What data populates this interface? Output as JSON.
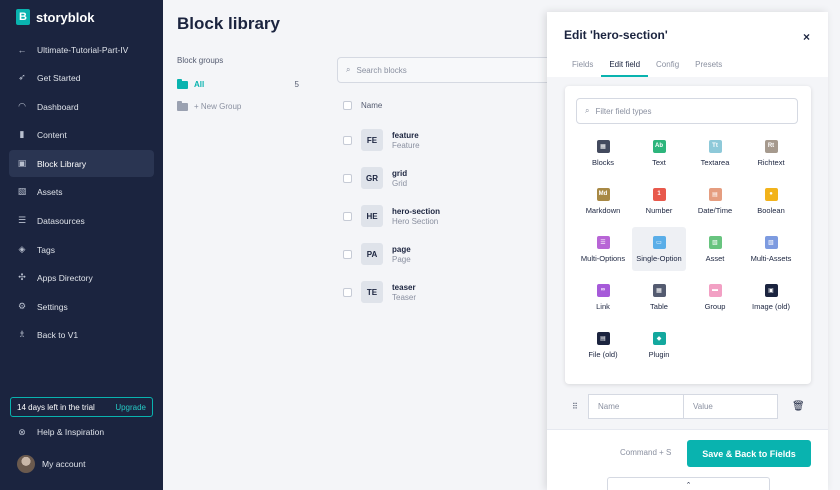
{
  "brand": {
    "name": "storyblok",
    "mark": "B",
    "accent": "#09b3af",
    "sidebar_bg": "#1b243f"
  },
  "sidebar": {
    "items": [
      {
        "label": "Ultimate-Tutorial-Part-IV",
        "icon": "arrow-left-icon"
      },
      {
        "label": "Get Started",
        "icon": "rocket-icon"
      },
      {
        "label": "Dashboard",
        "icon": "gauge-icon"
      },
      {
        "label": "Content",
        "icon": "content-icon"
      },
      {
        "label": "Block Library",
        "icon": "blocks-icon"
      },
      {
        "label": "Assets",
        "icon": "assets-icon"
      },
      {
        "label": "Datasources",
        "icon": "datasources-icon"
      },
      {
        "label": "Tags",
        "icon": "tag-icon"
      },
      {
        "label": "Apps Directory",
        "icon": "apps-icon"
      },
      {
        "label": "Settings",
        "icon": "gear-icon"
      },
      {
        "label": "Back to V1",
        "icon": "v1-icon"
      }
    ],
    "trial": {
      "text": "14 days left in the trial",
      "upgrade": "Upgrade"
    },
    "help": "Help & Inspiration",
    "account": "My account"
  },
  "main": {
    "title": "Block library",
    "groups_title": "Block groups",
    "groups": [
      {
        "label": "All",
        "count": "5"
      },
      {
        "label": "+ New Group",
        "count": ""
      }
    ],
    "search_placeholder": "Search blocks",
    "table_header": "Name",
    "blocks": [
      {
        "badge": "FE",
        "name": "feature",
        "display": "Feature"
      },
      {
        "badge": "GR",
        "name": "grid",
        "display": "Grid"
      },
      {
        "badge": "HE",
        "name": "hero-section",
        "display": "Hero Section"
      },
      {
        "badge": "PA",
        "name": "page",
        "display": "Page"
      },
      {
        "badge": "TE",
        "name": "teaser",
        "display": "Teaser"
      }
    ]
  },
  "drawer": {
    "title": "Edit 'hero-section'",
    "close": "×",
    "tabs": [
      "Fields",
      "Edit field",
      "Config",
      "Presets"
    ],
    "active_tab": "Edit field",
    "filter_placeholder": "Filter field types",
    "field_types": [
      {
        "label": "Blocks",
        "glyph": "▦",
        "color": "#434a5e",
        "icon": "blocks-type-icon"
      },
      {
        "label": "Text",
        "glyph": "Ab",
        "color": "#2db57c",
        "icon": "text-type-icon"
      },
      {
        "label": "Textarea",
        "glyph": "Tt",
        "color": "#8ec9d9",
        "icon": "textarea-type-icon"
      },
      {
        "label": "Richtext",
        "glyph": "Rt",
        "color": "#a69a8e",
        "icon": "richtext-type-icon"
      },
      {
        "label": "Markdown",
        "glyph": "Md",
        "color": "#a88945",
        "icon": "markdown-type-icon"
      },
      {
        "label": "Number",
        "glyph": "1",
        "color": "#e8594c",
        "icon": "number-type-icon"
      },
      {
        "label": "Date/Time",
        "glyph": "▤",
        "color": "#e59d80",
        "icon": "datetime-type-icon"
      },
      {
        "label": "Boolean",
        "glyph": "●",
        "color": "#f2b31b",
        "icon": "boolean-type-icon"
      },
      {
        "label": "Multi-Options",
        "glyph": "☰",
        "color": "#b865d6",
        "icon": "multi-options-type-icon"
      },
      {
        "label": "Single-Option",
        "glyph": "▭",
        "color": "#5aaee8",
        "icon": "single-option-type-icon"
      },
      {
        "label": "Asset",
        "glyph": "▧",
        "color": "#68c47f",
        "icon": "asset-type-icon"
      },
      {
        "label": "Multi-Assets",
        "glyph": "▧",
        "color": "#7d9be0",
        "icon": "multi-assets-type-icon"
      },
      {
        "label": "Link",
        "glyph": "∞",
        "color": "#a65ad9",
        "icon": "link-type-icon"
      },
      {
        "label": "Table",
        "glyph": "▦",
        "color": "#545b70",
        "icon": "table-type-icon"
      },
      {
        "label": "Group",
        "glyph": "▬",
        "color": "#f2a0c4",
        "icon": "group-type-icon"
      },
      {
        "label": "Image (old)",
        "glyph": "▣",
        "color": "#1b243f",
        "icon": "image-old-type-icon"
      },
      {
        "label": "File (old)",
        "glyph": "▤",
        "color": "#1b243f",
        "icon": "file-old-type-icon"
      },
      {
        "label": "Plugin",
        "glyph": "◆",
        "color": "#13a89e",
        "icon": "plugin-type-icon"
      }
    ],
    "hovered_type": "Single-Option",
    "option": {
      "name_placeholder": "Name",
      "value_placeholder": "Value"
    },
    "hint": "Command + S",
    "save_label": "Save & Back to Fields",
    "scroll_glyph": "⌃"
  }
}
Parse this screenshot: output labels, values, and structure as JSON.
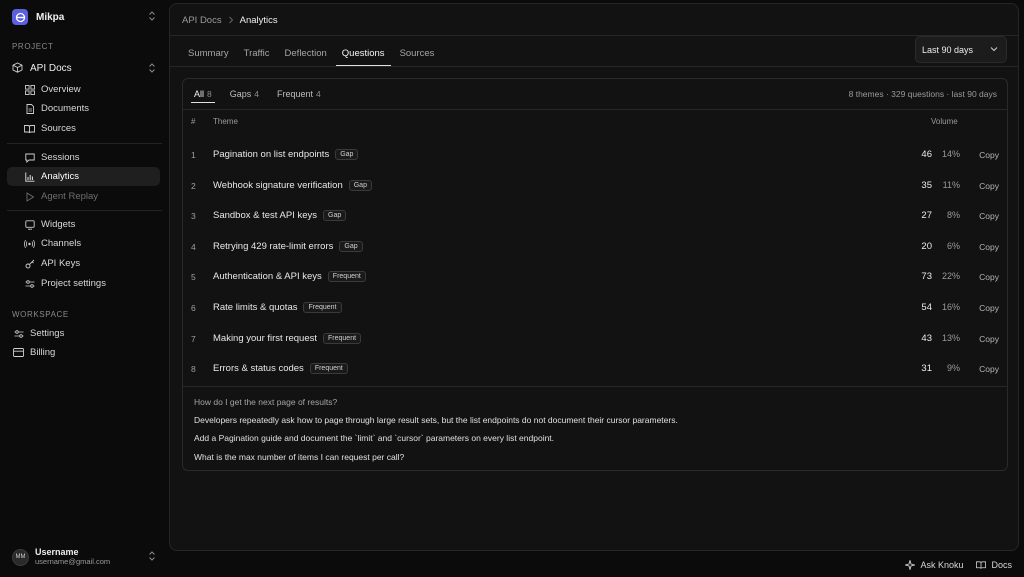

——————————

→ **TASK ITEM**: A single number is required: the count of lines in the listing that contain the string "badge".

→ **REPLY TO THE TASK**: 5